The Twa of the Lukanga Swamp of Zambia are one of several fishing and hunter-gatherer castes living in a patron–client relationship with farming Bantu peoples across central and southern Africa. The Lukanga Twa live primarily among the Lenje, and speak the Lenje language.
In Southern Province, where swampy terrain means that large-scale crops cannot be planted near the main rivers, only the Twa fish. They exchanged their catch for agricultural produce from their patrons. Up to the 1920s the Twa built their huts on the marshes, but they were moved to higher ground for ease of taxation. By the 1970s many of the Twa identified as Lenje, and consequently abandoned fishing, as the Lenje have a strong cultural aversion to that activity. They have been replaced by immigrants to the region, primarily Luvale and Malawians.

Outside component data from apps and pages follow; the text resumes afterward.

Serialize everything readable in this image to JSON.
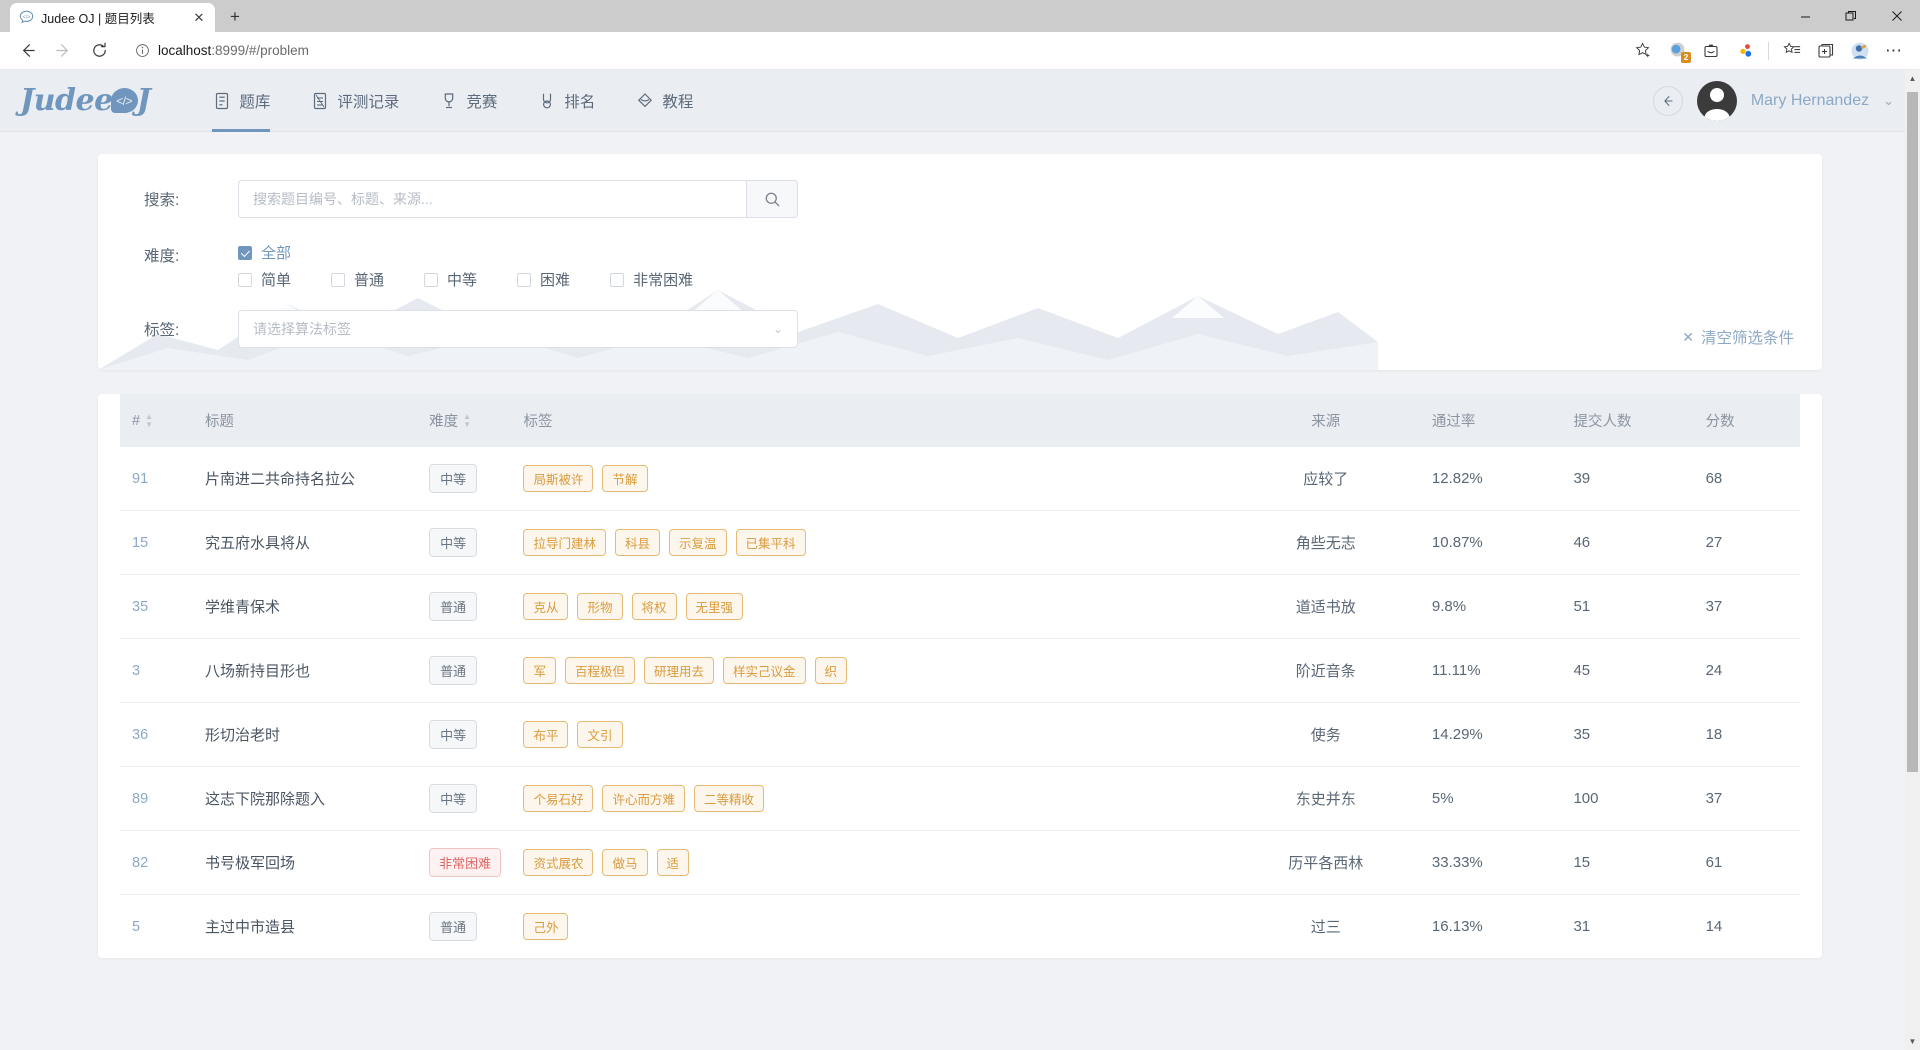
{
  "browser": {
    "tab": {
      "title": "Judee OJ | 题目列表",
      "favicon": "code-bubble-icon",
      "close": "✕"
    },
    "new_tab_label": "+",
    "window_controls": {
      "minimize": "—",
      "maximize": "❐",
      "close": "✕"
    },
    "nav": {
      "back": "←",
      "forward": "→",
      "reload": "↻"
    },
    "address": {
      "prefix": "localhost",
      "suffix": ":8999/#/problem",
      "info_icon": "info-icon"
    },
    "toolbar_icons": [
      {
        "name": "favorite-star-icon",
        "glyph": "☆"
      },
      {
        "name": "copilot-icon",
        "glyph": "●",
        "badge": "2"
      },
      {
        "name": "browser-essentials-icon",
        "glyph": "▣"
      },
      {
        "name": "extensions-icon",
        "glyph": "✣"
      },
      {
        "name": "collections-star-icon",
        "glyph": "☆"
      },
      {
        "name": "split-screen-icon",
        "glyph": "⧉"
      },
      {
        "name": "profile-avatar-icon",
        "glyph": "◕"
      },
      {
        "name": "settings-more-icon",
        "glyph": "⋯"
      }
    ]
  },
  "app": {
    "logo": {
      "text_left": "Judee",
      "text_right": "J",
      "bubble": "</>"
    },
    "nav": [
      {
        "label": "题库",
        "icon": "list-document-icon",
        "active": true
      },
      {
        "label": "评测记录",
        "icon": "judge-record-icon",
        "active": false
      },
      {
        "label": "竞赛",
        "icon": "trophy-icon",
        "active": false
      },
      {
        "label": "排名",
        "icon": "medal-icon",
        "active": false
      },
      {
        "label": "教程",
        "icon": "book-diamond-icon",
        "active": false
      }
    ],
    "user": {
      "name": "Mary Hernandez",
      "caret": "⌄",
      "back_arrow": "←",
      "avatar": "user-avatar"
    }
  },
  "filter": {
    "search_label": "搜索:",
    "search_placeholder": "搜索题目编号、标题、来源...",
    "search_value": "",
    "search_icon": "search-icon",
    "difficulty_label": "难度:",
    "difficulty_all": {
      "label": "全部",
      "checked": true
    },
    "difficulty_options": [
      {
        "label": "简单",
        "checked": false
      },
      {
        "label": "普通",
        "checked": false
      },
      {
        "label": "中等",
        "checked": false
      },
      {
        "label": "困难",
        "checked": false
      },
      {
        "label": "非常困难",
        "checked": false
      }
    ],
    "tag_label": "标签:",
    "tag_placeholder": "请选择算法标签",
    "tag_chevron": "⌄",
    "clear_label": "清空筛选条件",
    "clear_icon": "✕"
  },
  "table": {
    "headers": {
      "id": "#",
      "title": "标题",
      "difficulty": "难度",
      "tags": "标签",
      "source": "来源",
      "rate": "通过率",
      "submissions": "提交人数",
      "score": "分数"
    },
    "sortable": [
      "id",
      "difficulty"
    ],
    "rows": [
      {
        "id": "91",
        "title": "片南进二共命持名拉公",
        "difficulty": "中等",
        "difficulty_level": "normal",
        "tags": [
          "局斯被许",
          "节解"
        ],
        "source": "应较了",
        "rate": "12.82%",
        "submissions": "39",
        "score": "68"
      },
      {
        "id": "15",
        "title": "究五府水具将从",
        "difficulty": "中等",
        "difficulty_level": "normal",
        "tags": [
          "拉导门建林",
          "科县",
          "示复温",
          "已集平科"
        ],
        "source": "角些无志",
        "rate": "10.87%",
        "submissions": "46",
        "score": "27"
      },
      {
        "id": "35",
        "title": "学维青保术",
        "difficulty": "普通",
        "difficulty_level": "normal",
        "tags": [
          "克从",
          "形物",
          "将权",
          "无里强"
        ],
        "source": "道适书放",
        "rate": "9.8%",
        "submissions": "51",
        "score": "37"
      },
      {
        "id": "3",
        "title": "八场新持目形也",
        "difficulty": "普通",
        "difficulty_level": "normal",
        "tags": [
          "军",
          "百程极但",
          "研理用去",
          "样实己议金",
          "织"
        ],
        "source": "阶近音条",
        "rate": "11.11%",
        "submissions": "45",
        "score": "24"
      },
      {
        "id": "36",
        "title": "形切治老时",
        "difficulty": "中等",
        "difficulty_level": "normal",
        "tags": [
          "布平",
          "文引"
        ],
        "source": "使务",
        "rate": "14.29%",
        "submissions": "35",
        "score": "18"
      },
      {
        "id": "89",
        "title": "这志下院那除题入",
        "difficulty": "中等",
        "difficulty_level": "normal",
        "tags": [
          "个易石好",
          "许心而方难",
          "二等精收"
        ],
        "source": "东史并东",
        "rate": "5%",
        "submissions": "100",
        "score": "37"
      },
      {
        "id": "82",
        "title": "书号极军回场",
        "difficulty": "非常困难",
        "difficulty_level": "very-hard",
        "tags": [
          "资式展农",
          "做马",
          "适"
        ],
        "source": "历平各西林",
        "rate": "33.33%",
        "submissions": "15",
        "score": "61"
      },
      {
        "id": "5",
        "title": "主过中市造县",
        "difficulty": "普通",
        "difficulty_level": "normal",
        "tags": [
          "己外"
        ],
        "source": "过三",
        "rate": "16.13%",
        "submissions": "31",
        "score": "14"
      }
    ]
  },
  "colors": {
    "brand": "#7196bd",
    "header_bg": "#eaeef3",
    "tag_border": "#e6ba74",
    "tag_bg": "#fdf6ec",
    "tag_text": "#d99b3c",
    "very_hard_text": "#e06666",
    "page_bg": "#f0f2f5"
  }
}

- Muntemba, M. 1977. "Thwarted Development". In Palmer & Parsons (eds) The Roots of rural poverty in central and southern Africa, Volume 1